Watching Azealia Banks strut down the same NYC streets I grew up in awe of, wearing a big black hat with 30-inches of Brazilian hair cascading out of it, a black crop top, leather suspenders, and grey acid wash jeans, gave me ideas about what a look can consist of. It made me anxious to create, to express the beauty I wanted to see in myself. And as I began to create my art and shoot my project #WhoButABlackWomyn, I learned how much of an arduous process that can be: Having to save up weeks on end, oftentimes going without because I spent my entire paycheck on clothes, jewelry and miscellaneous expenses related to the creation of my looks began to wear on me. I set aside expenses for cab fare because I heard a story about a trans woman getting assaulted on the train by a disgruntled, deranged cis woman passenger who antagonized her because her presence "ain't appropriate for my child." I recalled instances of being harassed by older predatory men on mass transit when I was younger and in drag.  These experiences I kept in my spirit as I continued to gather pieces and lock in a date for my lookbook. When I look back at my art project, #WhoButABlackWomyn, I feel pride. I did everything I set out to do, but when I think about how much I had to sacrifice in order to do it, the reality was sobering. 
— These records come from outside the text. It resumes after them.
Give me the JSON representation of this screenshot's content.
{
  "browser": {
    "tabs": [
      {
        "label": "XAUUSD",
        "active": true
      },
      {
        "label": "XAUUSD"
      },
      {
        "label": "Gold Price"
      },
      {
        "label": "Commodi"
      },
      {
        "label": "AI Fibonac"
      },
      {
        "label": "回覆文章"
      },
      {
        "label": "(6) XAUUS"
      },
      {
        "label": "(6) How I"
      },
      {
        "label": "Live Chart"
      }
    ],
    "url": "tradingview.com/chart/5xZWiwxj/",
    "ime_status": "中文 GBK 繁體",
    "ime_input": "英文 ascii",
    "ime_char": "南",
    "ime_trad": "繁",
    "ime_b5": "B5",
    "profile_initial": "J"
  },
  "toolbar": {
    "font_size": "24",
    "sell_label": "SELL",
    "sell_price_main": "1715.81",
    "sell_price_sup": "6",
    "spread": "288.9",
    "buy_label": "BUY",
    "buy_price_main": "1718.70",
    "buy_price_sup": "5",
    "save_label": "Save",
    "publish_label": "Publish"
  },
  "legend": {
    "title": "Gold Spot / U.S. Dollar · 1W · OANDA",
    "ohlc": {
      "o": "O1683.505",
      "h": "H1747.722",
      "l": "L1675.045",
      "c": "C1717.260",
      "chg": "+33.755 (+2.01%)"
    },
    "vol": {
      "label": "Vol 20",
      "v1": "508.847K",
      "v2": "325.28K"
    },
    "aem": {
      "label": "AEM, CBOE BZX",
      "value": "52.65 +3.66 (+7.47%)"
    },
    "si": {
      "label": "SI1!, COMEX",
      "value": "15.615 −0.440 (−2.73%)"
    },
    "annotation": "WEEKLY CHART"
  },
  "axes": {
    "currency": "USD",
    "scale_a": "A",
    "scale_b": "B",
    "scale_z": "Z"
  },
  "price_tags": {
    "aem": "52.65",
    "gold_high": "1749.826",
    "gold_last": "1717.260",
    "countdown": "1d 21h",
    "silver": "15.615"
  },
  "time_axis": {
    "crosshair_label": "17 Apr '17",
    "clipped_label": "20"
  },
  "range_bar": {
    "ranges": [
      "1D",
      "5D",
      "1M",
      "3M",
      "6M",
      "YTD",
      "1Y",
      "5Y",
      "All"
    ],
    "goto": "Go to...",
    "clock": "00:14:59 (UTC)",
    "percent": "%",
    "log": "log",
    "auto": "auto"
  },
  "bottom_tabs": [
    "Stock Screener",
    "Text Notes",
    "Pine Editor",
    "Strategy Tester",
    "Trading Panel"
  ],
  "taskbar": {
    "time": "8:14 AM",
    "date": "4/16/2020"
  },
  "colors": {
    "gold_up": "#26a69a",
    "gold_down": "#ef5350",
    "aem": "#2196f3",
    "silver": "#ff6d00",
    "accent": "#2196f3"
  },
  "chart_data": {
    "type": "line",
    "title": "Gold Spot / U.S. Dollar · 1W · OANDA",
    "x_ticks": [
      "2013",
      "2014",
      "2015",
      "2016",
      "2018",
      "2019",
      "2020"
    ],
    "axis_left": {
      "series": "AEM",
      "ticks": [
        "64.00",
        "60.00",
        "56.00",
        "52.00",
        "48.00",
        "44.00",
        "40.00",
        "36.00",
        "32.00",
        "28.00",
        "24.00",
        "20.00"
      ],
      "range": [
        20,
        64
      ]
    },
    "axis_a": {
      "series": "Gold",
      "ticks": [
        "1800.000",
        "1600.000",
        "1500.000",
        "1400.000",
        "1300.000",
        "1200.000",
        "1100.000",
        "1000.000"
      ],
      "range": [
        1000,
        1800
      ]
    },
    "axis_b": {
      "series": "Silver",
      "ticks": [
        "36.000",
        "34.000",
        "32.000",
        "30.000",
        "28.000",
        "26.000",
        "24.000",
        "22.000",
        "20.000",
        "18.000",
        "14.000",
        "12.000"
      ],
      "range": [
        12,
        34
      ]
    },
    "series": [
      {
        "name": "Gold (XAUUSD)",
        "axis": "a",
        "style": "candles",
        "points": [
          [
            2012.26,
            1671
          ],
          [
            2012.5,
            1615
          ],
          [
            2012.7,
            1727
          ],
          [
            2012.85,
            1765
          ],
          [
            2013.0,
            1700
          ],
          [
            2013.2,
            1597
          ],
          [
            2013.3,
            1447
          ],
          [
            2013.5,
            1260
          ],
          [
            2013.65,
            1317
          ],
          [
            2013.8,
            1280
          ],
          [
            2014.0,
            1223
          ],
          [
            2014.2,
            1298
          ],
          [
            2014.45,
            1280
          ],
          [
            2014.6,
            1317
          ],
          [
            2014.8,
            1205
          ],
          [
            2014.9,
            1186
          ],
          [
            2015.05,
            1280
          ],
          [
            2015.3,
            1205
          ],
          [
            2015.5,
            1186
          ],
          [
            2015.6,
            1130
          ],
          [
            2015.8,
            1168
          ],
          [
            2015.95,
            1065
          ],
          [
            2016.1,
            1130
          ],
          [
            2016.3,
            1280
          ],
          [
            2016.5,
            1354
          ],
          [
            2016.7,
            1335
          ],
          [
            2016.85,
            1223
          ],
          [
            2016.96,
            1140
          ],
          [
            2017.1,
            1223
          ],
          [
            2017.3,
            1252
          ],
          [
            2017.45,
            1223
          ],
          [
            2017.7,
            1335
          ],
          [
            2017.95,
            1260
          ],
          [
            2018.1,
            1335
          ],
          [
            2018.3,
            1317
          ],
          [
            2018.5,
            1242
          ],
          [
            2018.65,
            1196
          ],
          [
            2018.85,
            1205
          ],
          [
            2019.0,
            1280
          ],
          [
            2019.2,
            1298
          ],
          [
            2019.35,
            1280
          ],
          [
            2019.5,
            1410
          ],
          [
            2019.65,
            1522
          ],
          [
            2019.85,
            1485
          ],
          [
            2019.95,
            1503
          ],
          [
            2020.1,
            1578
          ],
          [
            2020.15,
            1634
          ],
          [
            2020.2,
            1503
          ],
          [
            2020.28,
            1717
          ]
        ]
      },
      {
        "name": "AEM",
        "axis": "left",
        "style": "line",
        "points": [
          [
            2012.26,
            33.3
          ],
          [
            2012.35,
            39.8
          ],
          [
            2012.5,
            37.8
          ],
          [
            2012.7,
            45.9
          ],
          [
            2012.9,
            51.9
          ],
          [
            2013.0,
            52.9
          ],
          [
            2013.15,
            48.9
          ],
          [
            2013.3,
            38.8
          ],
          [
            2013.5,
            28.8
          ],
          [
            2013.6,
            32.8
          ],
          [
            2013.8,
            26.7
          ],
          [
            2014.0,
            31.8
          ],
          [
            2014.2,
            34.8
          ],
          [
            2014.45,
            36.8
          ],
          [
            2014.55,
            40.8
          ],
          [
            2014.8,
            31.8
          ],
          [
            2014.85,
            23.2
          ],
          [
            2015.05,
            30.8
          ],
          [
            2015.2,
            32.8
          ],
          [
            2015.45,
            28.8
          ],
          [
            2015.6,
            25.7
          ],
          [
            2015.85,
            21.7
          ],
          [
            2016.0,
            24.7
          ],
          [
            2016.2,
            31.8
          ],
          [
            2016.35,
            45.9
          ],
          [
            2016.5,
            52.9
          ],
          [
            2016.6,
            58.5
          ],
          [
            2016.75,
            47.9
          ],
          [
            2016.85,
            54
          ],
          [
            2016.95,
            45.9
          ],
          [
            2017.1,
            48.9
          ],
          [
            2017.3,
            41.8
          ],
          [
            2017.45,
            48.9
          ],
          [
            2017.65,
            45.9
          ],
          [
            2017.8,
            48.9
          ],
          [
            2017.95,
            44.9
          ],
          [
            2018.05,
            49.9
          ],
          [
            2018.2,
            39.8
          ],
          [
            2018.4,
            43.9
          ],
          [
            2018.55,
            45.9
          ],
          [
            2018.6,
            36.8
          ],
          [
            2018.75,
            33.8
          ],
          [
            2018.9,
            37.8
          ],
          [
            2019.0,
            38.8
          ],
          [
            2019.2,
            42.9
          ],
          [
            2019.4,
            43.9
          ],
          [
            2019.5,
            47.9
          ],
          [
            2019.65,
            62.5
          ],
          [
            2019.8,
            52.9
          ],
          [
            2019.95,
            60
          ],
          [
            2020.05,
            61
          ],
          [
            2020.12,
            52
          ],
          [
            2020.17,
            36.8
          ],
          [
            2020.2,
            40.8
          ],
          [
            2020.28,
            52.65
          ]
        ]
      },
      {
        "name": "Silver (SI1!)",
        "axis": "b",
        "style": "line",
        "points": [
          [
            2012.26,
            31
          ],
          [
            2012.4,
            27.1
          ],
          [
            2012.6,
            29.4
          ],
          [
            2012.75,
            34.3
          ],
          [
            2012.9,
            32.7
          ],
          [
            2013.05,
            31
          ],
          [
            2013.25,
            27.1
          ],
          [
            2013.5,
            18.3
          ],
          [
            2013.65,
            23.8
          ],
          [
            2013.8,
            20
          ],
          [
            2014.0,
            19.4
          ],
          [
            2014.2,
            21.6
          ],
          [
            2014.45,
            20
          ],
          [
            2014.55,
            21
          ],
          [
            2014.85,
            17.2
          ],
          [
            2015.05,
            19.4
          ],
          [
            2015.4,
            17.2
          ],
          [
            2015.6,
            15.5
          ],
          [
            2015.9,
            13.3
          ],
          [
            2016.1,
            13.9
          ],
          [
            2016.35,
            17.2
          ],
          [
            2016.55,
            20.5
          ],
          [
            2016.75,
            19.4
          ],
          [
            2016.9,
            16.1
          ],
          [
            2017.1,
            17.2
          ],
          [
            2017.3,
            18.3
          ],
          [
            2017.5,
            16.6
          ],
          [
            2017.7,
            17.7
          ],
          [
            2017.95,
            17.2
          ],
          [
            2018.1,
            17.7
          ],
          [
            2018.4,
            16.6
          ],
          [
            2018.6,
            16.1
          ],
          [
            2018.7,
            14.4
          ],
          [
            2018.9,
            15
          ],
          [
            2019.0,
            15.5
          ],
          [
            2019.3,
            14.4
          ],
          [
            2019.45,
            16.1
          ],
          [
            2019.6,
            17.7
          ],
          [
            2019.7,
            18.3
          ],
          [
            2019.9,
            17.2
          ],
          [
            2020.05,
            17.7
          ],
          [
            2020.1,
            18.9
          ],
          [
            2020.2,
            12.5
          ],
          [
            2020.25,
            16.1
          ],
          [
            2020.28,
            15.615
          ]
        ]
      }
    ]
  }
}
There are levels to privilege when it comes to wearing whatever you want.

I think about how classism, wealth and privilege play a part in how we choose to show up in the world. I think about the aforementioned female celebrities whose personal style gave me inspiration to put together looks in deconstructed, tactful ways, and how having an astronomical net worth would affect my presentation. Would it mean never having to spend money on clothes ever again, designers from the very top of the fashion world down to the most recent Parsons graduate lining up to adorn me in their garb? Would it mean being able to afford a personal driver to take me everywhere so I wouldn't have to resort to public transport and subject to the temperament of strangers who could decide at any moment I'm actually just a “man in a dress,” ready to use both physical and verbal violence to avenge the metaphorical wrong they see in me? Does it mean being able to afford protection so that the hostility I would normally face on the street would dwindle from a very real issue in my present reality to that of a slight probability?

As a black femme-identified trans woman, I am hypersensitive to how I am perceived. I am aware of the myriad judgments and projections on to me and my trans body before I even step out of my house in the morning. I inhabit a body that is inherently political and everything I am is under attack. The clothes that I wear and my personal aesthetic are integral parts of me, I wear my looks as an act of self love, courage and resistance. But this life is hard, and because I am not afforded the luxury of ignorance, I have to think about aspects of violence and how I am perceived in the world  because they inform my present reality. There seems to be an almost cultural dissonance that comes with liberal, well meaning ideas behind transness and queerness and the concepts of "living in your truth" and "wear whatever you want.” That sounds good in theory, but there are levels to privilege when it comes to wearing whatever you want, and what does personal style mean to a member of a marginalized community where expression of self could make you a target, or a justification for your death, assault etc. What does any of that mean when your survival is inherently tied to every outfit you wear?

Meeting at the Beach Through Memories: My Grandmother, Fashion, and Me

Meeting at the Beach Through Memories: My Grandmother, Fashion, and Me